Go line by line through the data and copy those with the word "caption".

Entries provided Start Marker

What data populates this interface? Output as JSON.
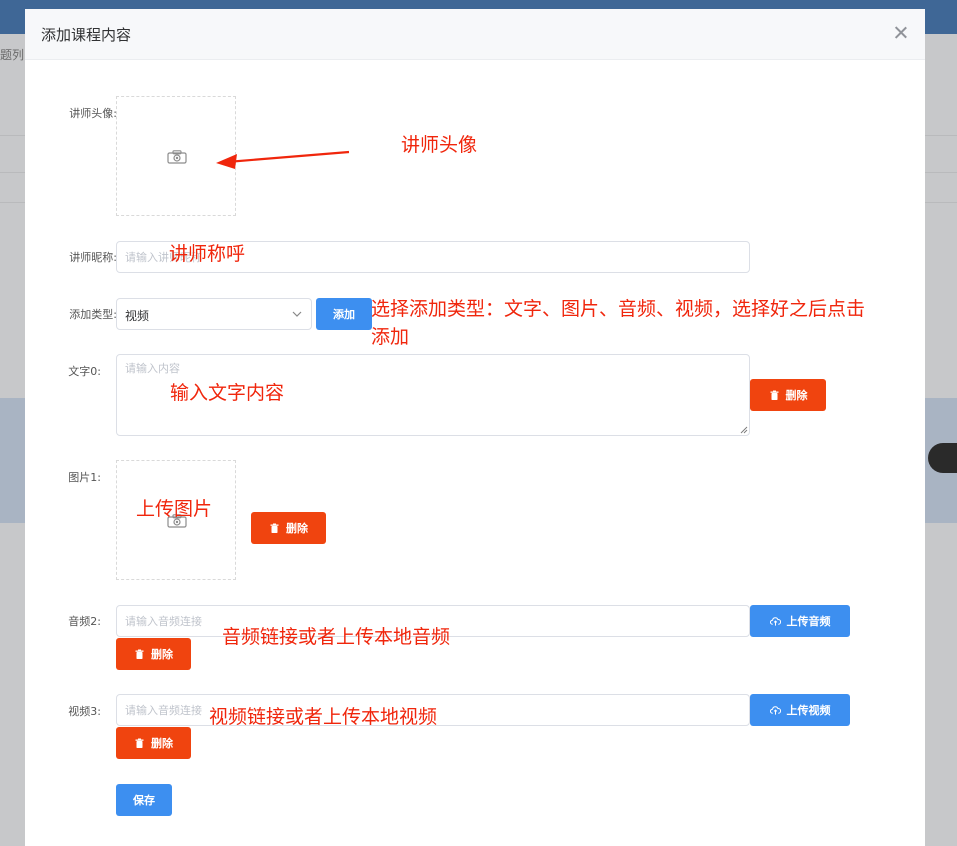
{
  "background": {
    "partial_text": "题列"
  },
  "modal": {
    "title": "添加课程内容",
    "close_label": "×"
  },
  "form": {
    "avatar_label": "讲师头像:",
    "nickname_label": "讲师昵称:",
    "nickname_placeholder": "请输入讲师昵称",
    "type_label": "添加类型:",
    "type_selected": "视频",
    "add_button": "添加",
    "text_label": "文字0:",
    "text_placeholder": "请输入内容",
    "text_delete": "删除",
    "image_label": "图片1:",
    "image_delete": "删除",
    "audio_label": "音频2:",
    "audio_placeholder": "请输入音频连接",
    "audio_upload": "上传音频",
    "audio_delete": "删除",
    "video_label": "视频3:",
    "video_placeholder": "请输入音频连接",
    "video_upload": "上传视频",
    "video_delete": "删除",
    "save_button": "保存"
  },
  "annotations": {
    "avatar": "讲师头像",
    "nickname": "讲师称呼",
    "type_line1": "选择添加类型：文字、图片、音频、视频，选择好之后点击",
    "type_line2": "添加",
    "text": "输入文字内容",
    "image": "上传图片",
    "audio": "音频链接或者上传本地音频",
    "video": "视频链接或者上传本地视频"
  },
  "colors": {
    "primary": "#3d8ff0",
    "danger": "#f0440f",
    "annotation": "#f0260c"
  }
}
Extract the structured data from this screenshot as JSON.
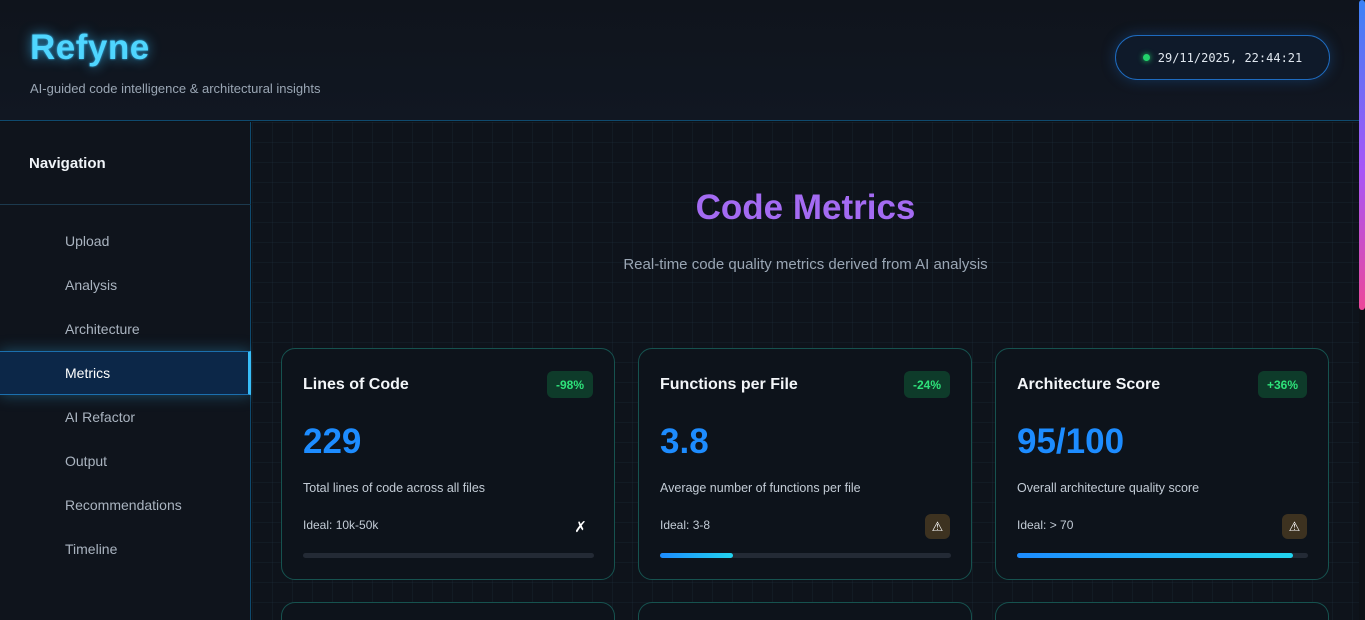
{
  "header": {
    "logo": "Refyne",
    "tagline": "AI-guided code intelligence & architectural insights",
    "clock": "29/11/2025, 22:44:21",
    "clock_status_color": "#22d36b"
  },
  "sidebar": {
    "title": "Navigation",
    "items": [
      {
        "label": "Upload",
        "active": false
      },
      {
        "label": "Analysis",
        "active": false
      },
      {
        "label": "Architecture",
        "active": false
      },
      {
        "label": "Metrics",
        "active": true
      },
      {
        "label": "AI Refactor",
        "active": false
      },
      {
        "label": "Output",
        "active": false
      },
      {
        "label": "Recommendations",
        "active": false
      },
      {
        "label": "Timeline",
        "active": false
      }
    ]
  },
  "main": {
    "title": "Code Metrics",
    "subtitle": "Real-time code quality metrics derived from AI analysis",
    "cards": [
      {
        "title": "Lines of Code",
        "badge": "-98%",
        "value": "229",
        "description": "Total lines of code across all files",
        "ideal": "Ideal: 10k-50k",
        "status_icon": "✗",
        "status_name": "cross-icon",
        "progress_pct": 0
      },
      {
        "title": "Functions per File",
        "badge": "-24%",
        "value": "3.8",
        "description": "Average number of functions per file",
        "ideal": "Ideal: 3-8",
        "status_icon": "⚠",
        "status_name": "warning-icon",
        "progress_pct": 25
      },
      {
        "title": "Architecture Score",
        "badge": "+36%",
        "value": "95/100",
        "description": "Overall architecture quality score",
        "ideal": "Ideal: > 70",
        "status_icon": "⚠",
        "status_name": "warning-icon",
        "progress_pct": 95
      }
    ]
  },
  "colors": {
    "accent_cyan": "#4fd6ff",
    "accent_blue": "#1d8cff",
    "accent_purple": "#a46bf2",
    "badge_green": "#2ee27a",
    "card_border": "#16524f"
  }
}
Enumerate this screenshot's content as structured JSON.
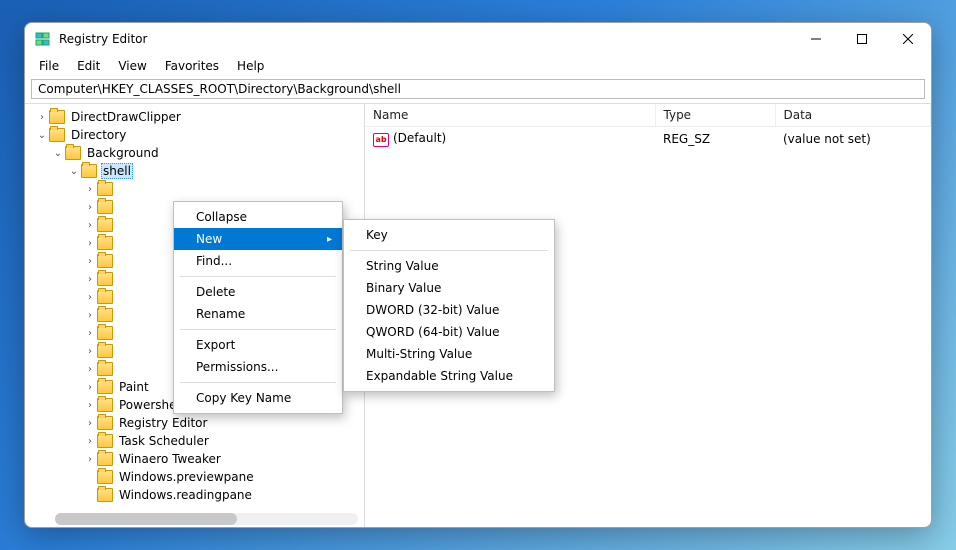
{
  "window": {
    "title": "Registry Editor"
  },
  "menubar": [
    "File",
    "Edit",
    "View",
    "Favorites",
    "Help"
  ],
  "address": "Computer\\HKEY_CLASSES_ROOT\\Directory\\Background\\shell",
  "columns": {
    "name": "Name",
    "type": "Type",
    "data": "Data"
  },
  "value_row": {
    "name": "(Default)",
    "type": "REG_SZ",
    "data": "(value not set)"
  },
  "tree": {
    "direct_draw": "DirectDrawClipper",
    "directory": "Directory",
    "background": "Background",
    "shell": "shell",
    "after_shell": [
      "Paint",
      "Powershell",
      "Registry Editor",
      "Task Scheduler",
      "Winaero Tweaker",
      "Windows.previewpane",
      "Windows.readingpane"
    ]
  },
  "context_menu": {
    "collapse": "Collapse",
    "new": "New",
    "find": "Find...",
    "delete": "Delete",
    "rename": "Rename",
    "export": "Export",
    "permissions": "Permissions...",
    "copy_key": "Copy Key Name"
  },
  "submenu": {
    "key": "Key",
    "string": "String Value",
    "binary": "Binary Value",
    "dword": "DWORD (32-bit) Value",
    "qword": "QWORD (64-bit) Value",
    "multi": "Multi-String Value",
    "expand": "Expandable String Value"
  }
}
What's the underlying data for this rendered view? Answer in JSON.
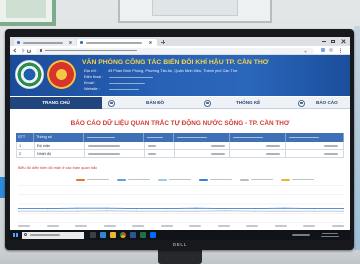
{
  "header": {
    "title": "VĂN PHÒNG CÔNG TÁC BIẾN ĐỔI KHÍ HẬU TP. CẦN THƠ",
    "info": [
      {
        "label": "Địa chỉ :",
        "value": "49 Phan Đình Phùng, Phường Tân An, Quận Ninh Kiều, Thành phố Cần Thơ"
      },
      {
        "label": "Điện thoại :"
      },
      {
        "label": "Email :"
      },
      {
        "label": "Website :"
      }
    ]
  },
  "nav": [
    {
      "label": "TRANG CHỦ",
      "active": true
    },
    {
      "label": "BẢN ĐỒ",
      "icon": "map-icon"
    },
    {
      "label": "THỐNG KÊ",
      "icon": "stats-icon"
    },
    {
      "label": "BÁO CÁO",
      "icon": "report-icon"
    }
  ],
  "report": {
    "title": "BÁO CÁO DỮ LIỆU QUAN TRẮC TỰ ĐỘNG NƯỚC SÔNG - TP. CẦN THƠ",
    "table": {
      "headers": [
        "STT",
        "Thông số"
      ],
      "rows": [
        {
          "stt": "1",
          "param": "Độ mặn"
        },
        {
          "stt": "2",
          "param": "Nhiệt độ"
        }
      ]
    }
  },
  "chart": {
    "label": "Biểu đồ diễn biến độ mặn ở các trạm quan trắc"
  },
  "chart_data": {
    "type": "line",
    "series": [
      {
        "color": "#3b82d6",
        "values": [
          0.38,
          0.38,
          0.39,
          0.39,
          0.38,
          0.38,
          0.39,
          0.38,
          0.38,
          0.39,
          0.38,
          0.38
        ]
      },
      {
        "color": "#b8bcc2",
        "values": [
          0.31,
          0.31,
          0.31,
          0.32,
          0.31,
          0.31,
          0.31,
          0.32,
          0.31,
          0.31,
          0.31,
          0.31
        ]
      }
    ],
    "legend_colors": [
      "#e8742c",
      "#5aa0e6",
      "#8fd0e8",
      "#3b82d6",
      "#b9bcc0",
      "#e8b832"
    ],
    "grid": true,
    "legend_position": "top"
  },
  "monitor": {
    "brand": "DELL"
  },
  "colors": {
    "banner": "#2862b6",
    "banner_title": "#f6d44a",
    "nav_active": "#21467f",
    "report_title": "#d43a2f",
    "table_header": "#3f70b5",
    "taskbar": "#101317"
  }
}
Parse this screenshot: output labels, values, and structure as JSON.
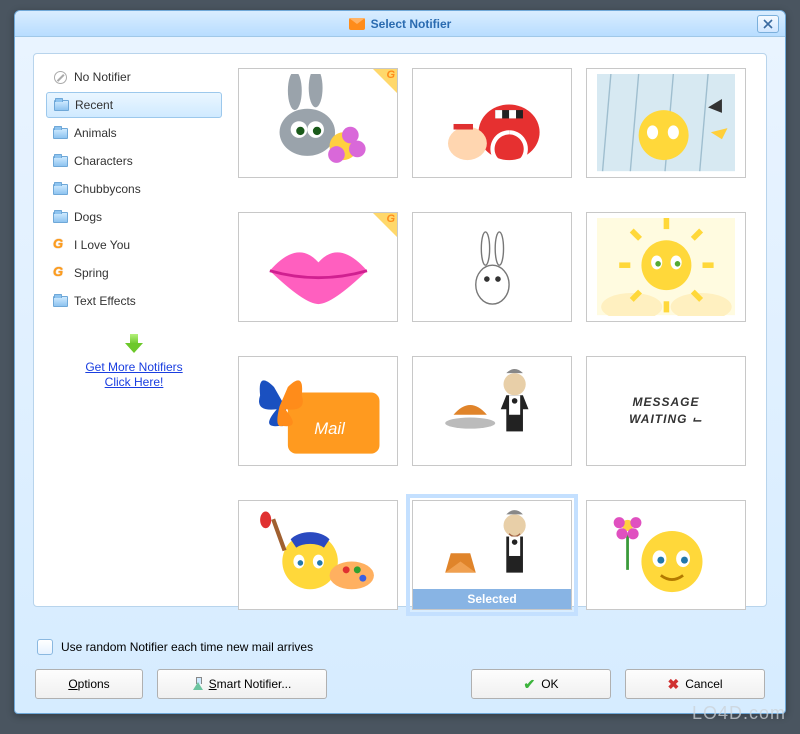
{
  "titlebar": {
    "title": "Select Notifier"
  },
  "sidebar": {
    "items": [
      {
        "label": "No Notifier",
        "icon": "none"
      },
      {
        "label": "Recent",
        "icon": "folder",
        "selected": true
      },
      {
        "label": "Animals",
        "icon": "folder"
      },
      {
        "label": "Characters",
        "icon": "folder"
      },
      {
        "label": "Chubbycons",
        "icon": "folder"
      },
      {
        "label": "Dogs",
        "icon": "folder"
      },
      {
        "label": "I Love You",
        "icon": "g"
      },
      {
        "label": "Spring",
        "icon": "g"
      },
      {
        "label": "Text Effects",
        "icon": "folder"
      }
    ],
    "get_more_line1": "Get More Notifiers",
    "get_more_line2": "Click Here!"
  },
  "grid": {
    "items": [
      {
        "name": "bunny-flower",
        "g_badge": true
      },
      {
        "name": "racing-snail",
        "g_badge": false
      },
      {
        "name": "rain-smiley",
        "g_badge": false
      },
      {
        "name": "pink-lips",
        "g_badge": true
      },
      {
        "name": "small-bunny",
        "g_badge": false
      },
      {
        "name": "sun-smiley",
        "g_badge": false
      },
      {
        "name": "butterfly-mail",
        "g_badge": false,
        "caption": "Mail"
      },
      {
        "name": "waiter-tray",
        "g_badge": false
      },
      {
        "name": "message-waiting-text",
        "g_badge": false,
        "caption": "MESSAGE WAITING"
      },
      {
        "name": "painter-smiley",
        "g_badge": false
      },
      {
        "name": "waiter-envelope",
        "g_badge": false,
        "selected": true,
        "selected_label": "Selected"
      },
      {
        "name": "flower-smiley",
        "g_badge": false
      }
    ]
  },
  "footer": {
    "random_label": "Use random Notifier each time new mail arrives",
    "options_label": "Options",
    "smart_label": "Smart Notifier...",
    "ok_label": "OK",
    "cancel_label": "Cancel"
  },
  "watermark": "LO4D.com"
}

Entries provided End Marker

_Answer section:_
        "caption": "Mail"
        "caption": "MESSAGE WAITING"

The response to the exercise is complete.